“Shhh…” his father said in his sleep.
“And your shirt is dirty,” Chaim said, shaking his head sadly so that his ponytail swung from side to side. “It’s because we don’t have a mommy to clean it, right?”
By now, his father was fully awake. “Where is it dirty?” he asked.
“Here,” Chaim said. “And here and here. This is ketchup from the mashed potatoes that you ate by Savta. It squirted on you.”
“So what should I do?” his father asked, with a spark of mirth in his eyes.
“You need to find a new mommy,” the boy declared. “A new mommy to clean our clothes. Savta knows a new mommy for us, you know? I heard her tell Aunt Rivka on the phone, and she also spoke to Morah Zahava about it lots of times.

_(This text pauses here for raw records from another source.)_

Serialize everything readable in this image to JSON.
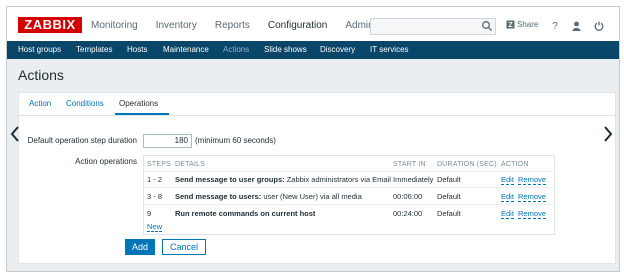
{
  "logo": "ZABBIX",
  "main_nav": [
    "Monitoring",
    "Inventory",
    "Reports",
    "Configuration",
    "Administration"
  ],
  "share_label": "Share",
  "help_label": "?",
  "sub_nav": [
    "Host groups",
    "Templates",
    "Hosts",
    "Maintenance",
    "Actions",
    "Slide shows",
    "Discovery",
    "IT services"
  ],
  "page_title": "Actions",
  "tabs": [
    "Action",
    "Conditions",
    "Operations"
  ],
  "form": {
    "step_duration_label": "Default operation step duration",
    "step_duration_value": "180",
    "step_duration_hint": "(minimum 60 seconds)",
    "action_operations_label": "Action operations"
  },
  "operations_table": {
    "headers": [
      "STEPS",
      "DETAILS",
      "START IN",
      "DURATION (SEC)",
      "ACTION"
    ],
    "rows": [
      {
        "steps": "1 - 2",
        "details_bold": "Send message to user groups:",
        "details_rest": " Zabbix administrators via Email",
        "start_in": "Immediately",
        "duration": "Default",
        "edit": "Edit",
        "remove": "Remove"
      },
      {
        "steps": "3 - 8",
        "details_bold": "Send message to users:",
        "details_rest": " user (New User) via all media",
        "start_in": "00:06:00",
        "duration": "Default",
        "edit": "Edit",
        "remove": "Remove"
      },
      {
        "steps": "9",
        "details_bold": "Run remote commands on current host",
        "details_rest": "",
        "start_in": "00:24:00",
        "duration": "Default",
        "edit": "Edit",
        "remove": "Remove"
      }
    ],
    "new_link": "New"
  },
  "buttons": {
    "add": "Add",
    "cancel": "Cancel"
  },
  "colors": {
    "brand": "#d40000",
    "subnav": "#0a466a",
    "link": "#0275b8"
  }
}
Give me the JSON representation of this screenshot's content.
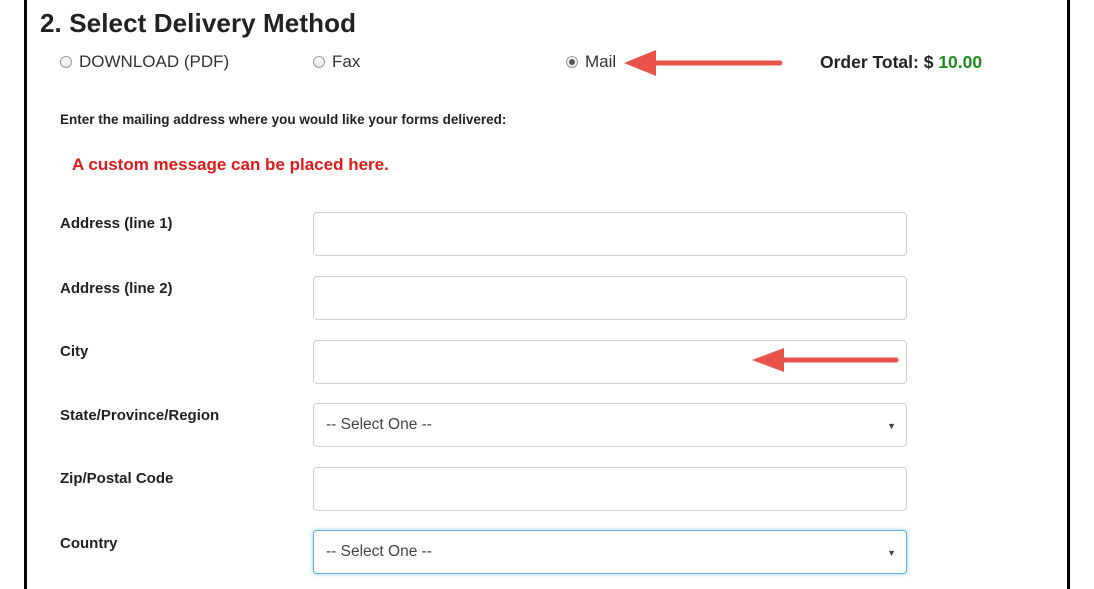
{
  "section": {
    "title": "2. Select Delivery Method"
  },
  "delivery_options": [
    {
      "label": "DOWNLOAD (PDF)",
      "checked": false
    },
    {
      "label": "Fax",
      "checked": false
    },
    {
      "label": "Mail",
      "checked": true
    }
  ],
  "order_total": {
    "label": "Order Total: $ ",
    "amount": "10.00",
    "amount_color": "#1e8e1e"
  },
  "instructions": "Enter the mailing address where you would like your forms delivered:",
  "custom_message": {
    "text": "A custom message can be placed here.",
    "color": "#e11a1a"
  },
  "fields": {
    "address1": {
      "label": "Address (line 1)",
      "value": ""
    },
    "address2": {
      "label": "Address (line 2)",
      "value": ""
    },
    "city": {
      "label": "City",
      "value": ""
    },
    "state": {
      "label": "State/Province/Region",
      "selected": "-- Select One --"
    },
    "zip": {
      "label": "Zip/Postal Code",
      "value": ""
    },
    "country": {
      "label": "Country",
      "selected": "-- Select One --"
    }
  },
  "annotations": {
    "arrow_color": "#e8524a"
  }
}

So ask Savta where she is.”
His father stood up and went to the kitchen, trying to contain his laughter. “You’re not even three, sweetheart, you know? And already you want to be a shadchan?”
“So when are you going to bring us a mommy that knows how to clean ketchup from shirts?”
“Is that what mommies do?” his father asked.
“Well, they do other stuff too,” the boy said.
“They tell stories at night, like Savta.”
“And what else?”
“They cook food.”
“And what else?”
“Take the yingele to the doctor if his tummy hurts. That’s what Dovid told me in playgroup, and the doctor gave him a sticker because he was so brave.”
“And what else?”
“They tell Abbas secrets in the kitchen.”
“Who told you this?” The ketchup stains were not coming off, so Mordechai Braun decided to change his shirt. He didn’t have an ironed one, but at least this new shirt was clean. It would have to do.
“Dovid told me. Abba, you need to go to kollel, and Savta is waiting for me! Do you want to go afterward to bring the new mommy here? Our house is a big mess, and we don’t know how to clean up!”
“Chaim’l, Savta’s cleaning lady will come this afternoon to take care of the mess.”
“Okay, so we’ll bring the mommy to talk to you in the kitchen. Okay? Do you want me to tell Savta about it? Because maybe you’ll forget to tell her that we want a new mommy already…”